I feel like I’ve been learning a lot about Capital City and how it is really different from a lot of places I’ve worked. There are so many different people here and I’m learning to navigate the different campuses. That’s been a big thing I’ve been learning about, how to do lessons in the various campuses and with different ages. It’s really exciting to me there are 3-year-olds here and also 18-year-olds. Something that excited me last week was seeing how the high schoolers can be mentors and resources for the younger students.

The garden has been set up so intentionally. I’ve been learning more about perennial species of plants. 

Why do you think it's beneficial for schools like Capital City to have dedicated garden space? 

It makes so much sense to me. I wish all schools had garden spaces because gardens are such a rich and special space for learning in lots of different modalities, learning problem solving, negotiation. We’ve been doing stuff that’s just about the plants but also about building and engineering. Garden spaces can be really magical spaces for learning and falling in love with learning too. Some schools I see in the area do a really beautiful job with integrating the garden into lots of different subjects — like integrating the garden’s produce into the cafeteria. I know that’s the vision, to some extent, of my role is to plug the garden into the curriculum better. 

Fourth graders work in the garden.

What is your favorite part of the job? 

I think getting to witness the excitement and joy of students connecting with nature is my favorite part. There was a child I met here on the first day and he was so excited to show me bugs. I just saw him last week and he said, “Come here gardener Thea, I have a bug to show you!” Those are my favorite parts. 

Do you have any hopes and visions for the garden for the future? 

I’m excited to support a program where youth from Capital City take the lead in land-based stewardship while at Capital City and after, go on to long lives of commitment to nature and caring for each other. I have a vision for the Edible Forest Garden to grow and thrive adding to a diverse forest ecosystem as it was designed to. The CCPCS gardens, whether it’s the forest garden or the raised beds, are sensory, interactive places where students can be safe and engaged, and where they develop skills that enrich their lives. 

Is there anything about yourself you think the Capital City community would be interested to know? 
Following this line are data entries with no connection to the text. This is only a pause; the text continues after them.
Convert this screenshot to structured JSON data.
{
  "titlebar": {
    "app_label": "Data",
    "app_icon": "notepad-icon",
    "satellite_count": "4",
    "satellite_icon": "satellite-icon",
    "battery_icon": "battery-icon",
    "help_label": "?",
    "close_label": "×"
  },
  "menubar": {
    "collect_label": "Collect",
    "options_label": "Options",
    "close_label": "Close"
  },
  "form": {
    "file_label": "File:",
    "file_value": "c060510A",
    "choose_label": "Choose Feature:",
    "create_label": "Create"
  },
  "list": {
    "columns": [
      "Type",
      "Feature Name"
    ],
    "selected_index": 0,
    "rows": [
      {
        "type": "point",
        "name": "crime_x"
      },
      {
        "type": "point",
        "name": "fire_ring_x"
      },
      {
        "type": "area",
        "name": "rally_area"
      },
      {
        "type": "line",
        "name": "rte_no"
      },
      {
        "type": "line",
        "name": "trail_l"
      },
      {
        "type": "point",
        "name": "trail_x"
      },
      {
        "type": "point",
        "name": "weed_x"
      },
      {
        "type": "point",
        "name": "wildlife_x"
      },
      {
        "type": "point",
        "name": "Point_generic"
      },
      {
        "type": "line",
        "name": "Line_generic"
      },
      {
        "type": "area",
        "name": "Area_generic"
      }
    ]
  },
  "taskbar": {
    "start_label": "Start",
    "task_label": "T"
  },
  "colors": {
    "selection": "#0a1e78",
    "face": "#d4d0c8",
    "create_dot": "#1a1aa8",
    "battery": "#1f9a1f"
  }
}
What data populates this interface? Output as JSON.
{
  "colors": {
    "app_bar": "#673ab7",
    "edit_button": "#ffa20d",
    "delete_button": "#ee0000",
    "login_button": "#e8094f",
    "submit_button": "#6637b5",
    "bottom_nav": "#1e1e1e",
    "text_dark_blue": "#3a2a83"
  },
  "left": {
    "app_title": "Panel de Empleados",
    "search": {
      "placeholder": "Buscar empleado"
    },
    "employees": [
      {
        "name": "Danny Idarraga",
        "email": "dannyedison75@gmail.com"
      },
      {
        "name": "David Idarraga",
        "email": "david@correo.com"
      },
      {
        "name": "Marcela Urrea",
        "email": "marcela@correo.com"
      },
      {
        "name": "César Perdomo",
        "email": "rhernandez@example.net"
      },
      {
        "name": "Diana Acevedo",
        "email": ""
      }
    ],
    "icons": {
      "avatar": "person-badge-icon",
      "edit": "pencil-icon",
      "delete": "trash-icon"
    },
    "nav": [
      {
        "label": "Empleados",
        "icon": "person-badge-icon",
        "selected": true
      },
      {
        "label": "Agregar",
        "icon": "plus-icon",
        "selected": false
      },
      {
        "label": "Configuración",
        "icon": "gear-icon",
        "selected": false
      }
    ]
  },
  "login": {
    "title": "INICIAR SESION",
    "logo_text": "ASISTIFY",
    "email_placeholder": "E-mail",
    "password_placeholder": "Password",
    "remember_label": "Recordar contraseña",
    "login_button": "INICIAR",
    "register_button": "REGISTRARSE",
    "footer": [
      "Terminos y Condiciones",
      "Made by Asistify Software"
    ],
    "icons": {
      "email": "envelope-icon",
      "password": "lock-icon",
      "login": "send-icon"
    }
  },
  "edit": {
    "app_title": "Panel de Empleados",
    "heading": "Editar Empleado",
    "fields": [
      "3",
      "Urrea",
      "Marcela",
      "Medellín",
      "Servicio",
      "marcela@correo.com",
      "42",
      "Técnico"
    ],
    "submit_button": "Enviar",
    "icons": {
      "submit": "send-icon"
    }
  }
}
I bet they can guess that I love to cook, and I love to eat vegetables. 


If you have questions about the garden or are interested in collaborating with Thea, please email You can read more about spring garden updates in this newsletter.